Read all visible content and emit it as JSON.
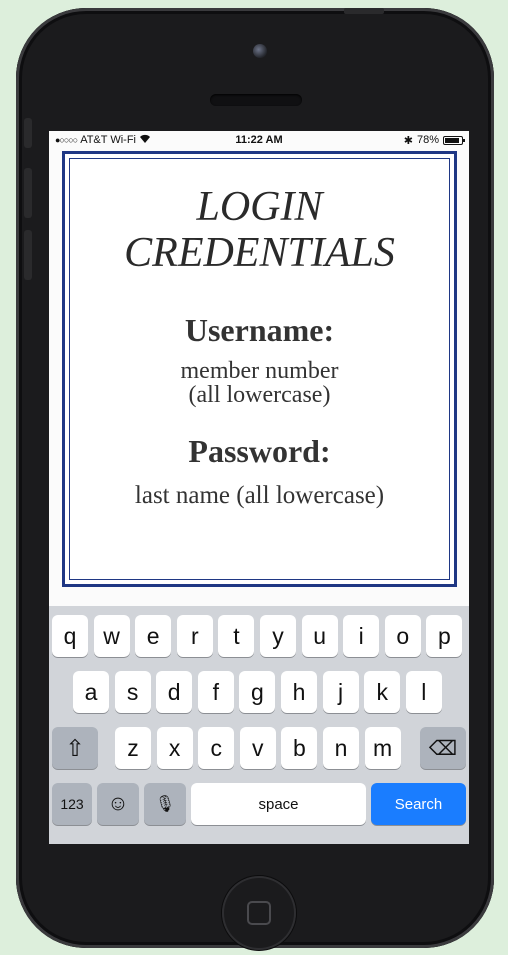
{
  "status_bar": {
    "carrier": "AT&T Wi-Fi",
    "signal_dots": "●○○○○",
    "wifi_icon": "wifi-icon",
    "time": "11:22 AM",
    "bluetooth": "✱",
    "battery": "78%",
    "battery_level": 0.78
  },
  "card": {
    "title_line1": "LOGIN",
    "title_line2": "CREDENTIALS",
    "username_label": "Username:",
    "username_line1": "member number",
    "username_line2": "(all lowercase)",
    "password_label": "Password:",
    "password_value": "last name (all lowercase)",
    "border_color": "#1f3784"
  },
  "keyboard": {
    "row1": [
      "q",
      "w",
      "e",
      "r",
      "t",
      "y",
      "u",
      "i",
      "o",
      "p"
    ],
    "row2": [
      "a",
      "s",
      "d",
      "f",
      "g",
      "h",
      "j",
      "k",
      "l"
    ],
    "row3": [
      "z",
      "x",
      "c",
      "v",
      "b",
      "n",
      "m"
    ],
    "shift_icon": "⇧",
    "backspace_icon": "⌫",
    "numbers_label": "123",
    "emoji_icon": "☺",
    "mic_icon": "🎙",
    "space_label": "space",
    "search_label": "Search",
    "search_color": "#1a7dff"
  }
}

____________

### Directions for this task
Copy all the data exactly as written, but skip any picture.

### Your response
Read all visible content and emit it as JSON.
{
  "status_bar": {
    "carrier": "AT&T Wi-Fi",
    "signal_dots": "●○○○○",
    "wifi_icon": "wifi-icon",
    "time": "11:22 AM",
    "bluetooth": "✱",
    "battery": "78%",
    "battery_level": 0.78
  },
  "card": {
    "title_line1": "LOGIN",
    "title_line2": "CREDENTIALS",
    "username_label": "Username:",
    "username_line1": "member number",
    "username_line2": "(all lowercase)",
    "password_label": "Password:",
    "password_value": "last name (all lowercase)",
    "border_color": "#1f3784"
  },
  "keyboard": {
    "row1": [
      "q",
      "w",
      "e",
      "r",
      "t",
      "y",
      "u",
      "i",
      "o",
      "p"
    ],
    "row2": [
      "a",
      "s",
      "d",
      "f",
      "g",
      "h",
      "j",
      "k",
      "l"
    ],
    "row3": [
      "z",
      "x",
      "c",
      "v",
      "b",
      "n",
      "m"
    ],
    "shift_icon": "⇧",
    "backspace_icon": "⌫",
    "numbers_label": "123",
    "emoji_icon": "☺",
    "mic_icon": "🎙",
    "space_label": "space",
    "search_label": "Search",
    "search_color": "#1a7dff"
  }
}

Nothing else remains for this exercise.